=== Exercise description ===
Look below for lines that hold the string "rest" and copy each one.

── Data to process ──

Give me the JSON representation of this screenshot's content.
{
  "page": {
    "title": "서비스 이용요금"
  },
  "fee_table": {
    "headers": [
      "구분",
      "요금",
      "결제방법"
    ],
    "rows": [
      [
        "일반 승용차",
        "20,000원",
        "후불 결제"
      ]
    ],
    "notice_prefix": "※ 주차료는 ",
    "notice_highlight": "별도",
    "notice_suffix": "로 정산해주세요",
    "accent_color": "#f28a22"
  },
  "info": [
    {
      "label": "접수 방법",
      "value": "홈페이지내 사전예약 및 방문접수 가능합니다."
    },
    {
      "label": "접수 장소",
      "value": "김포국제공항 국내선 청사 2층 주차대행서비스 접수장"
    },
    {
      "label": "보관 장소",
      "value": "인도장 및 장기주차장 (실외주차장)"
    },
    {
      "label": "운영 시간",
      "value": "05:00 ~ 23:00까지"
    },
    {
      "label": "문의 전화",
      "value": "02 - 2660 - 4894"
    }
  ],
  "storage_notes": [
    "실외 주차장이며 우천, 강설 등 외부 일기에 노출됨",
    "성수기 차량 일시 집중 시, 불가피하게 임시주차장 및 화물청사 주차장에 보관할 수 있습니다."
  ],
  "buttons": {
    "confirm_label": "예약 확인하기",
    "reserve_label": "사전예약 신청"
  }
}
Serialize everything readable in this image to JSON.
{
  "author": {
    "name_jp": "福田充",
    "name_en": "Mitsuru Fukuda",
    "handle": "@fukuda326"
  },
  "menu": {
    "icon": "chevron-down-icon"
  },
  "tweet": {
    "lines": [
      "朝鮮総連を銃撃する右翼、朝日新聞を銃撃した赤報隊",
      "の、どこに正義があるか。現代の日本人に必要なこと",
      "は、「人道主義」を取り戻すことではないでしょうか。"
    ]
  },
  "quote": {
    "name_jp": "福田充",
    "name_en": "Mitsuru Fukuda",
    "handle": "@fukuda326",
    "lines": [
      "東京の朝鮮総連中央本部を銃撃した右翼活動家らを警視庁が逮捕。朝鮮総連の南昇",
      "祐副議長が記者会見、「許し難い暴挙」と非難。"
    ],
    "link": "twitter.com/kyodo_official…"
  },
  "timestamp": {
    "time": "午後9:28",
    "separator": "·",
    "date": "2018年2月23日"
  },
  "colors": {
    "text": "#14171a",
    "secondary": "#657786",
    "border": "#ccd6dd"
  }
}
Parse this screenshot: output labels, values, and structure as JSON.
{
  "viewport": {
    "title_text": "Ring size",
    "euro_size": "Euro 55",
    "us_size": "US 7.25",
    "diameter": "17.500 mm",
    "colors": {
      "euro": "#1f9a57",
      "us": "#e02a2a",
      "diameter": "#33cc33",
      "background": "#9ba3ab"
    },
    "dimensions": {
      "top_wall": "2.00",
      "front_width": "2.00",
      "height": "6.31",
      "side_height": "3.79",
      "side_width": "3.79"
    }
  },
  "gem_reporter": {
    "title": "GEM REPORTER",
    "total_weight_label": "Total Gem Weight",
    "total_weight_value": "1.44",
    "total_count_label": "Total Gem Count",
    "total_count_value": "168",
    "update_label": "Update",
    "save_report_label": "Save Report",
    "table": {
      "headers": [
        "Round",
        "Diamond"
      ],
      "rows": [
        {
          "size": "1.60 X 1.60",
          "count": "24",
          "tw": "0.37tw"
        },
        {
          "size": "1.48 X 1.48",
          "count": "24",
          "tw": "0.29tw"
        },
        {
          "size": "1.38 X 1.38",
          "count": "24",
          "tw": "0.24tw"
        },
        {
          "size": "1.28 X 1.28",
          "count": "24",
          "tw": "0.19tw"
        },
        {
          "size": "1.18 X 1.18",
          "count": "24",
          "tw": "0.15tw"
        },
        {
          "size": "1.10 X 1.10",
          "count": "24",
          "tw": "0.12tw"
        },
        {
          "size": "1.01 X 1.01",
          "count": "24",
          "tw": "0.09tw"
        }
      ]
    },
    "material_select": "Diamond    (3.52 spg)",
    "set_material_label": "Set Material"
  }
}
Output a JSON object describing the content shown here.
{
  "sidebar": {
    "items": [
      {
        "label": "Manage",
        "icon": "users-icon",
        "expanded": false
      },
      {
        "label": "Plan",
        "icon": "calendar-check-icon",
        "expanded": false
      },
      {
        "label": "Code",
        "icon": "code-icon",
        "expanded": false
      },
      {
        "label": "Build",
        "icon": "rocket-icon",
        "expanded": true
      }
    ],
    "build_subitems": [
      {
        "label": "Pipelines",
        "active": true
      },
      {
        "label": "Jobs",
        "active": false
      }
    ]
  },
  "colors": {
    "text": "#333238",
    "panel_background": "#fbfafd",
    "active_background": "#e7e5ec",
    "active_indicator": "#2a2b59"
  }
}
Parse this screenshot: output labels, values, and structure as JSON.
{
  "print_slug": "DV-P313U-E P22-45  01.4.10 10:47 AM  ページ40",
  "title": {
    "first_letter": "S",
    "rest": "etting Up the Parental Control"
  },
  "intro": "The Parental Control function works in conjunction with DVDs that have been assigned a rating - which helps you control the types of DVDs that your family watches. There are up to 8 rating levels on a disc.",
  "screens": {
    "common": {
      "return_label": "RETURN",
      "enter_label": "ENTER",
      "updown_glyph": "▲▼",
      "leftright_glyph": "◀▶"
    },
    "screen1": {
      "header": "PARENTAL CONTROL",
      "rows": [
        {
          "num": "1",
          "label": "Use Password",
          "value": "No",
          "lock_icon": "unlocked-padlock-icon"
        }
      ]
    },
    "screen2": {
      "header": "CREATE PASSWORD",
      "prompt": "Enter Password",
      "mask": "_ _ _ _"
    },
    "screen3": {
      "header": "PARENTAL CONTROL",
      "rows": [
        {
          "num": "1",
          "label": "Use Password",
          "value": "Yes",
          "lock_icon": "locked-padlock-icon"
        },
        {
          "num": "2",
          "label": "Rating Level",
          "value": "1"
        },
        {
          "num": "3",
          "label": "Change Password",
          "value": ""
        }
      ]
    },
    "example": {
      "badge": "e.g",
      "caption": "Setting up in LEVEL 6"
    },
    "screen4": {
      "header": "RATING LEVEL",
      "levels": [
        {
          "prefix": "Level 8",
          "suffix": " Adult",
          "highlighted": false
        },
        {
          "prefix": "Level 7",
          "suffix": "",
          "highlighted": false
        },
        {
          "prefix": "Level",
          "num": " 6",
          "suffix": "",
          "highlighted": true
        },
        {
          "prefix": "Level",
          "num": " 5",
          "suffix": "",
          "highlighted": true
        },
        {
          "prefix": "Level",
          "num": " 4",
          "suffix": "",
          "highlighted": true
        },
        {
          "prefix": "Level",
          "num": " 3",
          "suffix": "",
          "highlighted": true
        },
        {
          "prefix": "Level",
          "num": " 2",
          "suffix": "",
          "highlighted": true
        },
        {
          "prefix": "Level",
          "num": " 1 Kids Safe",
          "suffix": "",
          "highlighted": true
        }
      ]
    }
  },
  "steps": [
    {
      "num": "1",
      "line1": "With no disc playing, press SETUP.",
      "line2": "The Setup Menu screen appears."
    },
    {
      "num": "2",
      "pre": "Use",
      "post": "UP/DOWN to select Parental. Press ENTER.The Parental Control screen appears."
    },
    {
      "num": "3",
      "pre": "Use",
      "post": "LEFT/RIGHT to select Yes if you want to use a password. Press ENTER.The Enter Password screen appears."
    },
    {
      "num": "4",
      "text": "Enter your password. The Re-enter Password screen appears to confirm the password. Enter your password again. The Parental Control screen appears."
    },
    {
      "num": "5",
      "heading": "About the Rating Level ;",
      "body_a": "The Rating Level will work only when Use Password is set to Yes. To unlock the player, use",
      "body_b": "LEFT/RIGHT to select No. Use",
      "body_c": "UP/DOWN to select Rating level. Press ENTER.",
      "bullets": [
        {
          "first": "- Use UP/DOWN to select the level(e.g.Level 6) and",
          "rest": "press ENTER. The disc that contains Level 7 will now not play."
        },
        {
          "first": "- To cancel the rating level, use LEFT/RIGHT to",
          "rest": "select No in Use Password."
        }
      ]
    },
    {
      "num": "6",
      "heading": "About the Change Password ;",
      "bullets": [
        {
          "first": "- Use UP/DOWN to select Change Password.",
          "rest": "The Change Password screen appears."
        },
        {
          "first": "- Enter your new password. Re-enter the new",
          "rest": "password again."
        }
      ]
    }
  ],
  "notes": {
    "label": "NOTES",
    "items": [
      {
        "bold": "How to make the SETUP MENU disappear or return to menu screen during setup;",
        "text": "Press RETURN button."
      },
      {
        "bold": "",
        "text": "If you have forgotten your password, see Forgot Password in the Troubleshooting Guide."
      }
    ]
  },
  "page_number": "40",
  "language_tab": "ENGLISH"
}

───

=== Completed exercise ===
    "rest": "etting Up the Parental Control"
          "rest": "press ENTER. The disc that contains Level 7 will now not play."
          "rest": "select No in Use Password."
          "rest": "The Change Password screen appears."
          "rest": "password again."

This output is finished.